Rising food prices around the world have dominated the news for the past several weeks. Riots have taken place in many countries as prices rise beyond what families can afford. Here in New Zealand, the rising price of dairy products is at the sharp end, but for the world’s poorest its the price of grain which is critical.
So with food prices rising, there must be a shortage, right? Surely it means more people competing for the same amount of food. This is the conventional view from the market but it’s not true. There is no shortage of food in the world. The problem is the price. The world’s poorest cannot afford to pay for food which is why every night 850 million humans go to bed hungry, with this number rising rapidly.
Last year, the grain harvest worldwide was 2.1 billion tonnes. It was 5 per cent higher than the previous year so with more food surely the price should be falling. But no. Less than half of this bumper harvest is available as food for human need. Most of the rest goes to feeding animals for meat production (760 million tonnes) and providing the growing demand for biofuels (100 million tonnes)
So there is plenty of food but the poor can’t afford it. Hungry kids in developing countries can’t compete with SUV drivers in countries like New Zealand or the appetite for meat in developed countries spurred by the growing middle class in India and China. We are all surely now aware that the grain needed to produce a single tankful of biodiesel for an SUV would feed a family in a developing country for a year.
There have been the predictable calls for genetic engineering to improve food production but just as with the so-called green revolution in the 1960s this is a facade. The food is there but we’ll all die waiting if we leave it to the amorality of the market to sort the problem.
Other calls for countries to open their markets to free trade are just as predictable and just as self-serving and futile. It is the free-market policies demanded of developing countries which go to the very heart of the problem. Pricing food on a world market favours those who can pay more to sustain a higher standard of living with the non-food use of food.
But there are good-news stories amid the gloom and suffering. We are in the middle of Fairtrade fortnight promoted by Trade Aid. It should be an encouragement to all of us to do even the small things we can as individuals to promote a better world in defiance of traditional market forces.
What makes Fairtrade products different is that they are imported from certified producers, usually co-operatives, which ensure a better return direct to the growers. For example, coffee growers in Guatemala and Ethiopia typically receive 10% to 15% more for their products from Fairtrade buyers. In some cases, depending on the world price for coffee, growers have gained up to three times what they otherwise would have received via local markets. Likewise, buying Fairtrade olive oil, dates and almonds from Palestine supports local communities under oppressive occupation.
The benefits go much further. More local schools and medical clinics being built. Sustainable development is taking a big step forward in areas where Fairtrade products are sourced at fairer prices.

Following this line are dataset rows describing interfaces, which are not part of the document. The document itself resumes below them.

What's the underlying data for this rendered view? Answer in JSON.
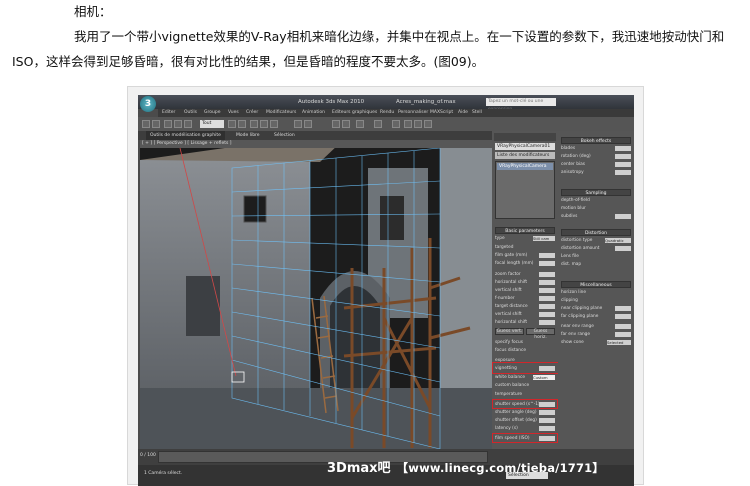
{
  "article": {
    "heading": "相机：",
    "line1": "我用了一个带小vignette效果的V-Ray相机来暗化边缘，并集中在视点上。在一下设置的参数下，我迅速地按动快门和",
    "line2": "ISO，这样会得到足够昏暗，很有对比性的结果，但是昏暗的程度不要太多。(图09)。"
  },
  "app": {
    "title": "Autodesk 3ds Max 2010",
    "file": "Acres_making_of.max",
    "search_placeholder": "Tapez un mot-clé ou une expression",
    "menus": [
      "Editer",
      "Outils",
      "Groupe",
      "Vues",
      "Créer",
      "Modificateurs",
      "Animation",
      "Editeurs graphiques",
      "Rendu",
      "Personnaliser",
      "MAXScript",
      "Aide",
      "Stell"
    ],
    "toolbar_dropdown": "Tout",
    "ribbon_tabs": [
      "Outils de modélisation graphite",
      "Mode libre",
      "Sélection"
    ],
    "viewport_label": "[ + ] [ Perspective ] [ Lissage + reflets ]",
    "modifier_name": "VRayPhysicalCamera01",
    "modifier_list": "Liste des modificateurs",
    "modifier_item": "VRayPhysicalCamera",
    "basic_params": "Basic parameters",
    "basic_rows": [
      "type",
      "targeted",
      "film gate (mm)",
      "focal length (mm)",
      "zoom factor",
      "horizontal shift",
      "vertical shift",
      "f-number",
      "target distance",
      "vertical shift",
      "horizontal shift",
      "guess vert.",
      "specify focus",
      "focus distance",
      "exposure",
      "vignetting",
      "white balance",
      "custom balance",
      "temperature",
      "shutter speed (s^-1)",
      "shutter angle (deg)",
      "shutter offset (deg)",
      "latency (s)",
      "film speed (ISO)"
    ],
    "type_value": "Still cam",
    "wb_value": "Custom",
    "guess_buttons": [
      "Guess vert.",
      "Guess horiz."
    ],
    "bokeh": "Bokeh effects",
    "bokeh_rows": [
      "blades",
      "rotation (deg)",
      "center bias",
      "anisotropy"
    ],
    "sampling": "Sampling",
    "sampling_rows": [
      "depth-of-field",
      "motion blur",
      "subdivs"
    ],
    "distortion": "Distortion",
    "distortion_rows": [
      "distortion type",
      "distortion amount",
      "Lens file"
    ],
    "distortion_value": "Quadratic",
    "dist_map": "dist. map",
    "misc": "Miscellaneous",
    "misc_rows": [
      "horizon line",
      "clipping",
      "near clipping plane",
      "far clipping plane",
      "near env range",
      "far env range",
      "show cone"
    ],
    "show_cone_value": "Selected",
    "frame_counter": "0 / 100",
    "status": "1 Caméra sélect.",
    "status_select": "Sélection"
  },
  "watermark": {
    "brand": "3Dmax吧",
    "url": "【www.linecg.com/tieba/1771】"
  },
  "colors": {
    "highlight": "#d2262b",
    "sky": "#1c1c1c"
  }
}
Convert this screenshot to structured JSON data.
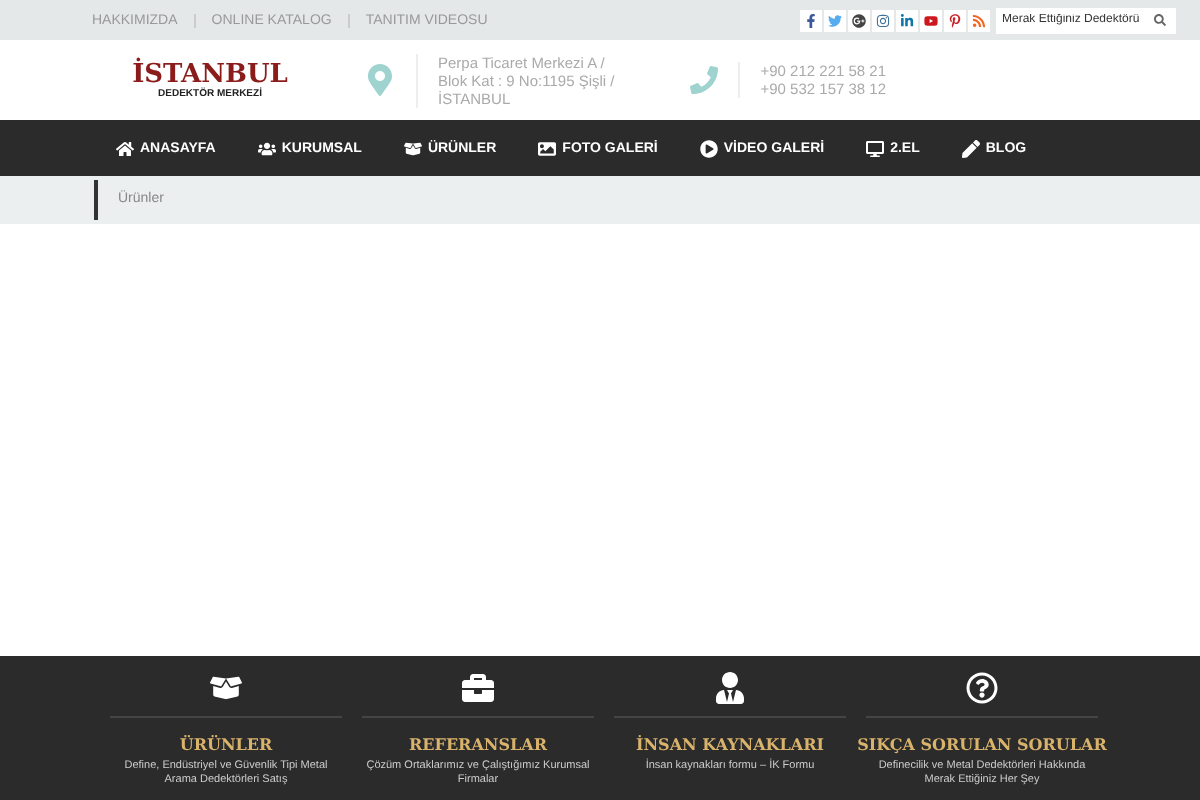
{
  "top_links": [
    "HAKKIMIZDA",
    "ONLINE KATALOG",
    "TANITIM VIDEOSU"
  ],
  "social_icons": [
    {
      "kind": "facebook"
    },
    {
      "kind": "twitter"
    },
    {
      "kind": "google"
    },
    {
      "kind": "instagram"
    },
    {
      "kind": "linkedin"
    },
    {
      "kind": "youtube"
    },
    {
      "kind": "pinterest"
    },
    {
      "kind": "rss"
    }
  ],
  "search": {
    "placeholder": "Merak Ettiğiniz Dedektörü"
  },
  "logo": {
    "title": "İSTANBUL",
    "subtitle": "DEDEKTÖR MERKEZİ"
  },
  "address": [
    "Perpa Ticaret Merkezi A /",
    "Blok Kat : 9 No:1195 Şişli /",
    "İSTANBUL"
  ],
  "phones": [
    "+90 212 221 58 21",
    "+90 532 157 38 12"
  ],
  "nav": [
    "ANASAYFA",
    "KURUMSAL",
    "ÜRÜNLER",
    "FOTO GALERİ",
    "VİDEO GALERİ",
    "2.EL",
    "BLOG"
  ],
  "breadcrumb": "Ürünler",
  "footer_cards": [
    {
      "title": "ÜRÜNLER",
      "text": "Define, Endüstriyel ve Güvenlik Tipi Metal Arama Dedektörleri Satış"
    },
    {
      "title": "REFERANSLAR",
      "text": "Çözüm Ortaklarımız ve Çalıştığımız Kurumsal Firmalar"
    },
    {
      "title": "İNSAN KAYNAKLARI",
      "text": "İnsan kaynakları formu – İK Formu"
    },
    {
      "title": "SIKÇA SORULAN SORULAR",
      "text": "Definecilik ve Metal Dedektörleri Hakkında Merak Ettiğiniz Her Şey"
    }
  ]
}
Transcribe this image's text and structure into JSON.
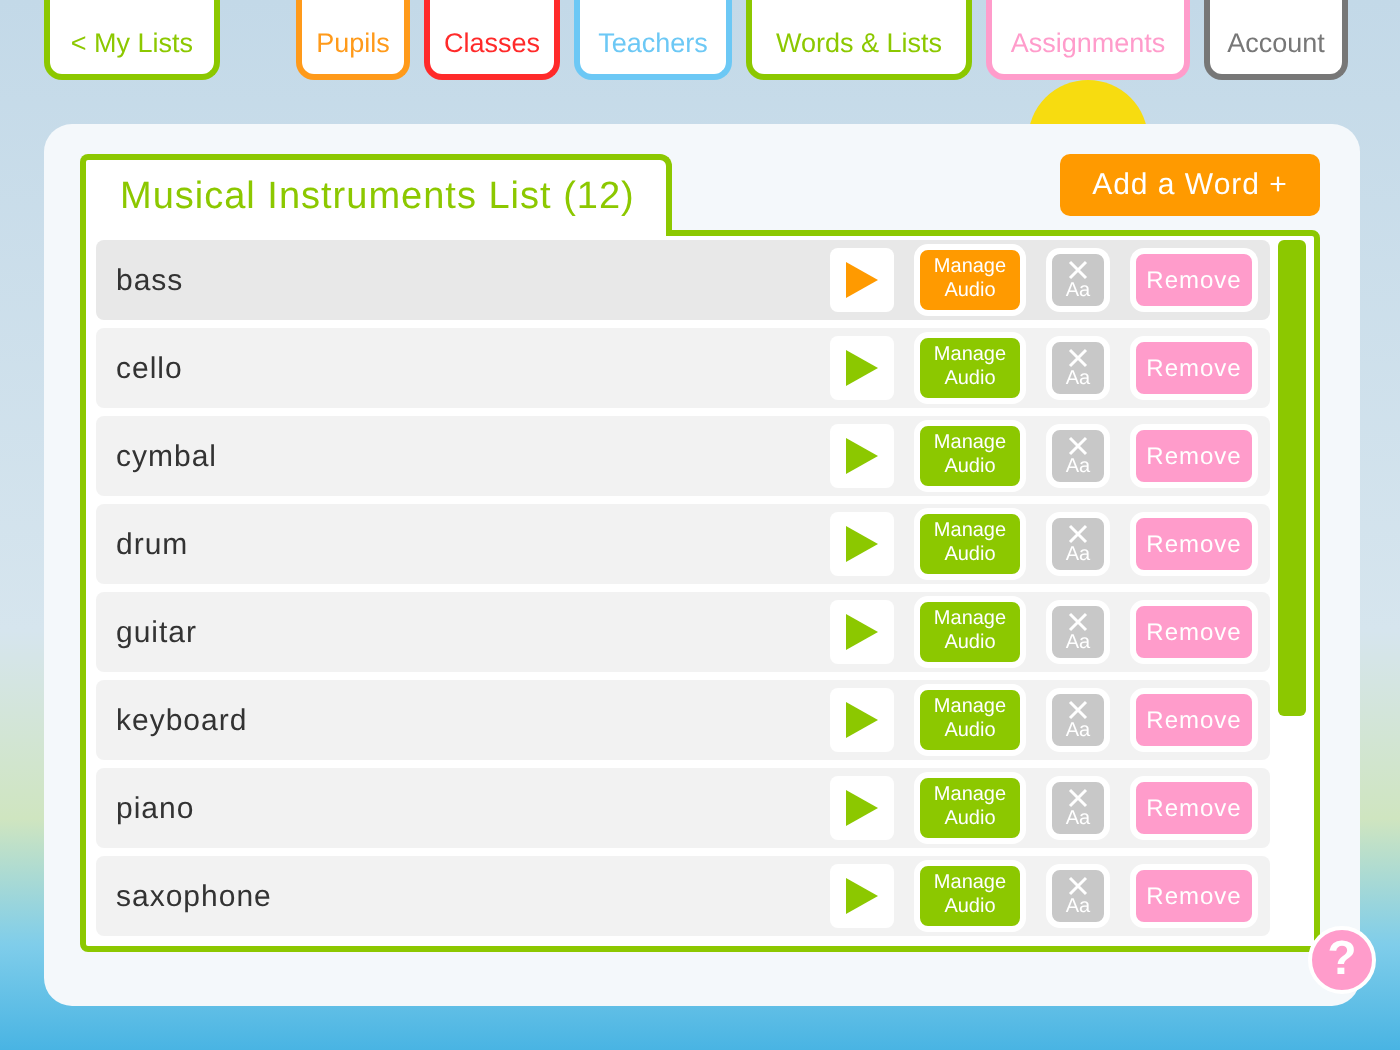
{
  "nav": [
    {
      "label": "< My Lists",
      "color": "#8cc800"
    },
    {
      "label": "Pupils",
      "color": "#ff9a1a"
    },
    {
      "label": "Classes",
      "color": "#ff2a2a"
    },
    {
      "label": "Teachers",
      "color": "#6cc8f5"
    },
    {
      "label": "Words & Lists",
      "color": "#8cc800"
    },
    {
      "label": "Assignments",
      "color": "#ff9ccb"
    },
    {
      "label": "Account",
      "color": "#777777"
    }
  ],
  "list": {
    "title": "Musical Instruments List (12)",
    "add_button": "Add a Word +",
    "words": [
      {
        "word": "bass",
        "selected": true,
        "manage": "Manage Audio",
        "case": "Aa",
        "remove": "Remove"
      },
      {
        "word": "cello",
        "selected": false,
        "manage": "Manage Audio",
        "case": "Aa",
        "remove": "Remove"
      },
      {
        "word": "cymbal",
        "selected": false,
        "manage": "Manage Audio",
        "case": "Aa",
        "remove": "Remove"
      },
      {
        "word": "drum",
        "selected": false,
        "manage": "Manage Audio",
        "case": "Aa",
        "remove": "Remove"
      },
      {
        "word": "guitar",
        "selected": false,
        "manage": "Manage Audio",
        "case": "Aa",
        "remove": "Remove"
      },
      {
        "word": "keyboard",
        "selected": false,
        "manage": "Manage Audio",
        "case": "Aa",
        "remove": "Remove"
      },
      {
        "word": "piano",
        "selected": false,
        "manage": "Manage Audio",
        "case": "Aa",
        "remove": "Remove"
      },
      {
        "word": "saxophone",
        "selected": false,
        "manage": "Manage Audio",
        "case": "Aa",
        "remove": "Remove"
      }
    ]
  },
  "help": "?"
}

These products are now widely available but our supermarket chains are reluctant to stock them. Next time you are in the supermarket look for the Fairtrade logo and ask the staff what fair trade products are stocked. A small dig in the market ribs of those addicted to profit-based economics will help lots of people get a fairer go.
Another good news story is Uganda. Amid the world-food crisis, this country in central Africa, which has had such a bloody, turbulent transition from colonial rule, is largely riding out the food crisis by ignoring years of bad advice. Uganda’s rice output has increased 2 1/2 times since 2004 and is expected to reach up to 180,000 tonnes this year. Amid rising food prices globally, the cost of rice in Uganda is much the same as it was before the food crisis.
The reason is tariffs. Against the neo-liberal advice from the likes of the World Bank and International Monetary Fund, tariffs have increased the price of imported rice and dramatically stimulated local food production.
The country is much closer to self-sufficiency and food security and points the way forward for developing countries. There’s an important lesson here for New Zealand, as well.